## DIRECTIONS FOR THIS TASK
What lines of the data below include the word "JSON"? Report them by copying each.

## AVAILABLE RECORDS
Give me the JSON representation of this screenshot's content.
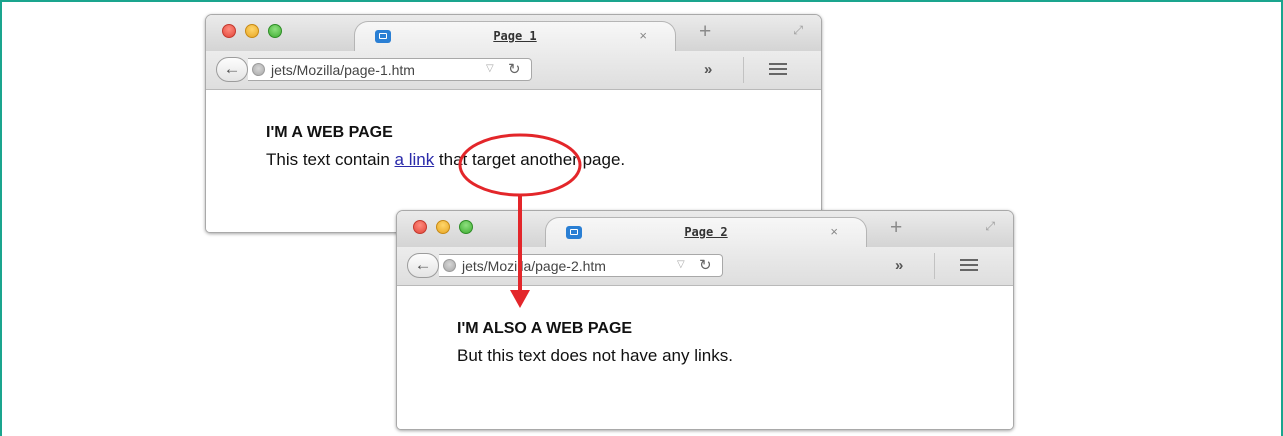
{
  "window1": {
    "tab_title": "Page 1",
    "tab_close": "×",
    "new_tab": "+",
    "url": "jets/Mozilla/page-1.htm",
    "overflow": "»",
    "heading": "I'M A WEB PAGE",
    "text_before": "This text contain ",
    "link_text": "a link",
    "text_after": " that target another page."
  },
  "window2": {
    "tab_title": "Page 2",
    "tab_close": "×",
    "new_tab": "+",
    "url": "jets/Mozilla/page-2.htm",
    "overflow": "»",
    "heading": "I'M ALSO A WEB PAGE",
    "text": "But this text does not have any links."
  },
  "annotation": {
    "color": "#e3262a",
    "meaning": "link-click-navigates-to-page-2"
  },
  "colors": {
    "frame_border": "#1aa58e",
    "link": "#2a2aaa"
  }
}
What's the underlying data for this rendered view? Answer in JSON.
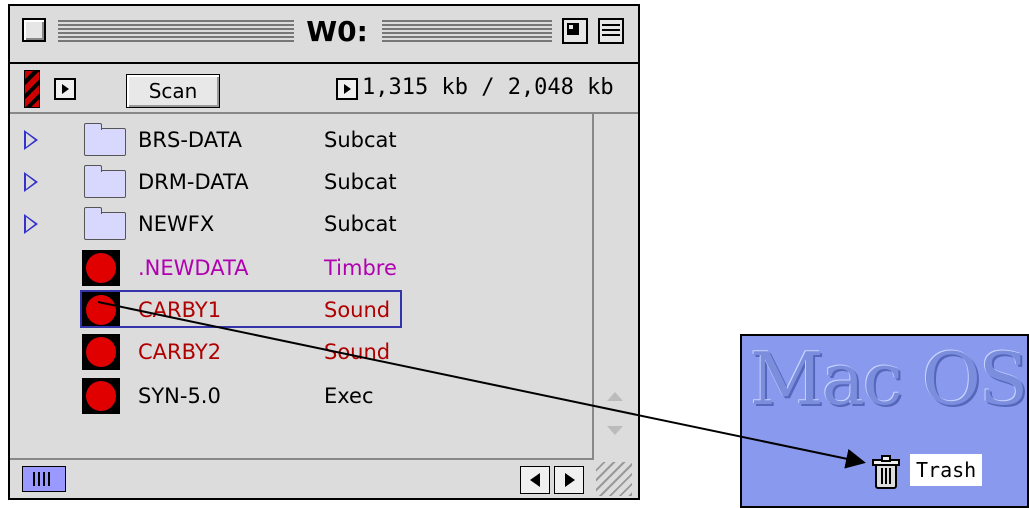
{
  "window": {
    "title": "W0:"
  },
  "toolbar": {
    "scan_label": "Scan",
    "memory": "1,315 kb / 2,048 kb"
  },
  "list": {
    "rows": [
      {
        "name": "BRS-DATA",
        "type": "Subcat",
        "icon": "folder-icon",
        "color": "#000000"
      },
      {
        "name": "DRM-DATA",
        "type": "Subcat",
        "icon": "folder-icon",
        "color": "#000000"
      },
      {
        "name": "NEWFX",
        "type": "Subcat",
        "icon": "folder-icon",
        "color": "#000000"
      },
      {
        "name": ".NEWDATA",
        "type": "Timbre",
        "icon": "red-circle-icon",
        "color": "#b000b0"
      },
      {
        "name": "CARBY1",
        "type": "Sound",
        "icon": "red-circle-icon",
        "color": "#b00000",
        "selected": true
      },
      {
        "name": "CARBY2",
        "type": "Sound",
        "icon": "red-circle-icon",
        "color": "#b00000"
      },
      {
        "name": "SYN-5.0",
        "type": "Exec",
        "icon": "red-circle-icon",
        "color": "#000000"
      }
    ]
  },
  "desktop": {
    "logo_text": "Mac OS",
    "trash_label": "Trash",
    "background": "#8899ee"
  }
}
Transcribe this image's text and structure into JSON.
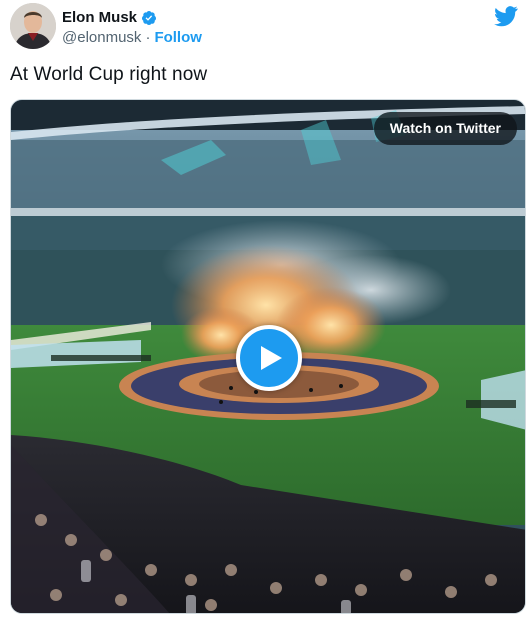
{
  "user": {
    "display_name": "Elon Musk",
    "handle": "@elonmusk",
    "separator": "·",
    "follow_label": "Follow"
  },
  "tweet": {
    "text": "At World Cup right now"
  },
  "media": {
    "watch_label": "Watch on Twitter"
  },
  "colors": {
    "accent": "#1d9bf0",
    "handle": "#536471",
    "text": "#0f1419"
  },
  "icons": {
    "brand": "twitter-bird-icon",
    "verified": "verified-badge-icon",
    "play": "play-icon"
  }
}
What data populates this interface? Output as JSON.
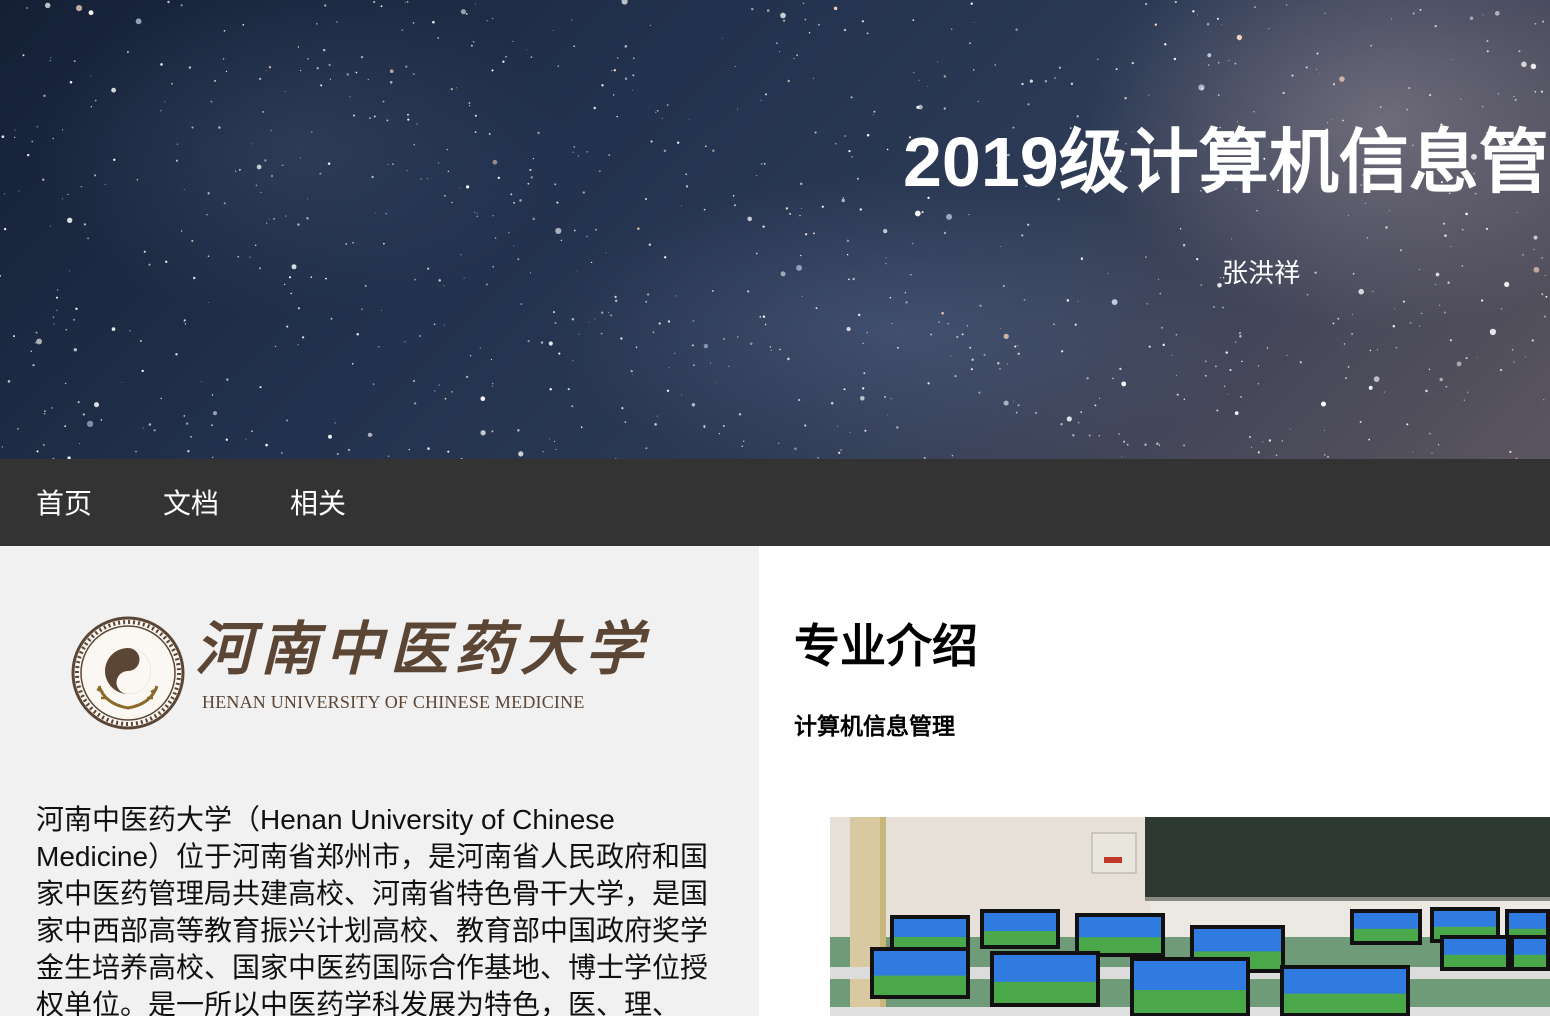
{
  "header": {
    "title": "2019级计算机信息管",
    "subtitle": "张洪祥"
  },
  "nav": {
    "items": [
      {
        "label": "首页"
      },
      {
        "label": "文档"
      },
      {
        "label": "相关"
      }
    ]
  },
  "sidebar": {
    "logo": {
      "name_cn": "河南中医药大学",
      "name_en": "HENAN UNIVERSITY OF CHINESE MEDICINE"
    },
    "intro": "河南中医药大学（Henan University of Chinese Medicine）位于河南省郑州市，是河南省人民政府和国家中医药管理局共建高校、河南省特色骨干大学，是国家中西部高等教育振兴计划高校、教育部中国政府奖学金生培养高校、国家中医药国际合作基地、博士学位授权单位。是一所以中医药学科发展为特色，医、理、"
  },
  "main": {
    "title": "专业介绍",
    "subtitle": "计算机信息管理"
  },
  "colors": {
    "navbar": "#333333",
    "sidebar": "#f1f1f1",
    "logo_brown": "#5b4535"
  }
}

## RESULT FOR THIS EXERCISE
Give me the JSON representation of this screenshot's content.
What's the underlying data for this rendered view? Answer in JSON.
Transcribe this image's text and structure into JSON.
What data populates this interface? Output as JSON.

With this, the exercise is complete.